No decision has been made on the successful applicants.

Calgary cycling coordinator Tom Thivener said he wasn’t surprised by the low number of applicants for the first phase. Many companies are playing wait-and-see, but they’re also hedging their bets on winter operations and waiting for Phase 2 of the rollout, which starts in June 2019.

“Given the shortness of how long it takes to mobilize, I knew that there was only really two or three companies that had the horses and ability to mobilize that quick,” Thivener said.

Thivener said some companies were merely kicking tires and others were still hoping for some sort of government subsidy.

As for the two applicants, Thivener said they’re working with the providers on some of the finer details in the applications before making a final decision on who’s awarded a permit.

U-bicycle spokeswoman Mia Zhang said should their company be awarded a permit, it’s still an internal discussion when they would launch. It’s also a discussion they need to have with the city.

Like Lime, Zhang said the biggest hurdle U-bicycle sees in the Calgary market is the potential for heavy snow and bitter cold in the winter. That’s why they could end up haggling with the city on a start date.

“The weather is a challenge,” Zhang said.

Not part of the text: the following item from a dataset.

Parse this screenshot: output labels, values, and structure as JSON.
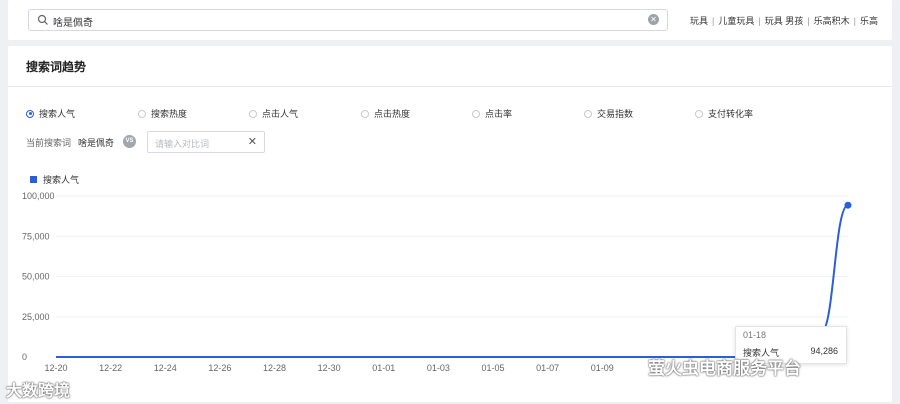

RELATED: Calgary bike share applications open; here’s the rules operators have to follow

One interesting twist that U-bicycle brings to the bike share landscape is that it’s not exactly dockless. While they don’t have specific physical infrastructure that holds the bikes, they proposed 44 drop zones in the city where people could park the bikes. These are geo-fenced areas that will allow bike activation.

Zhang said in other rollouts they’ve only allowed users to complete the bike share transaction if they drop the bike off in that drop zone.

“It will actually work better in terms of keeping the street clean and also allows us to educate people in how to park responsibly,” Zhang said.

This method also allows them to streamline their rebalancing operation – or the shifting of bikes from one zone to another based on the demand.

Zhang did say, however, that their Calgary proposal did allow for the bikes to be parked anywhere within the prescribed zones, but that they would incentivize the replacement of bikes in the zones by lowering the rate.

And it appears those zones will be in a very specific area, according to Thivener.

The first phase, because it’s being rolled out in the fall and through the winter, will be using a reduced operations map. According to information provided by the city, the Dockless Bike Share Pilot is city-wide and permitted operators will identify their individual service areas and where bicycles will be available for rental within Calgary.

A requirement for the winter season is that all operators contain their operating zones to Centre City, though Calgarians will be able to find bicycles in the Centre City and at popular destinations throughout the warmer months of the pilot.

“We know there’s a higher level of snow clearance that people can rely on, but once you get out of the that  (Centre City) zone it becomes a little bit hit-and-miss between how the bikeways are cleared of snow,” he said.

“If we had stronger snow clearance city-wide, we’d certainly be open to a broader area.”

He said bikes can be taken outside of that zone for operation but need to be checked out and returned to those areas within the reduced operations map. The zones will be expanded once the snow is gone.

It’s expected the city will make a final decision on operators late this week or early the week of Oct. 1.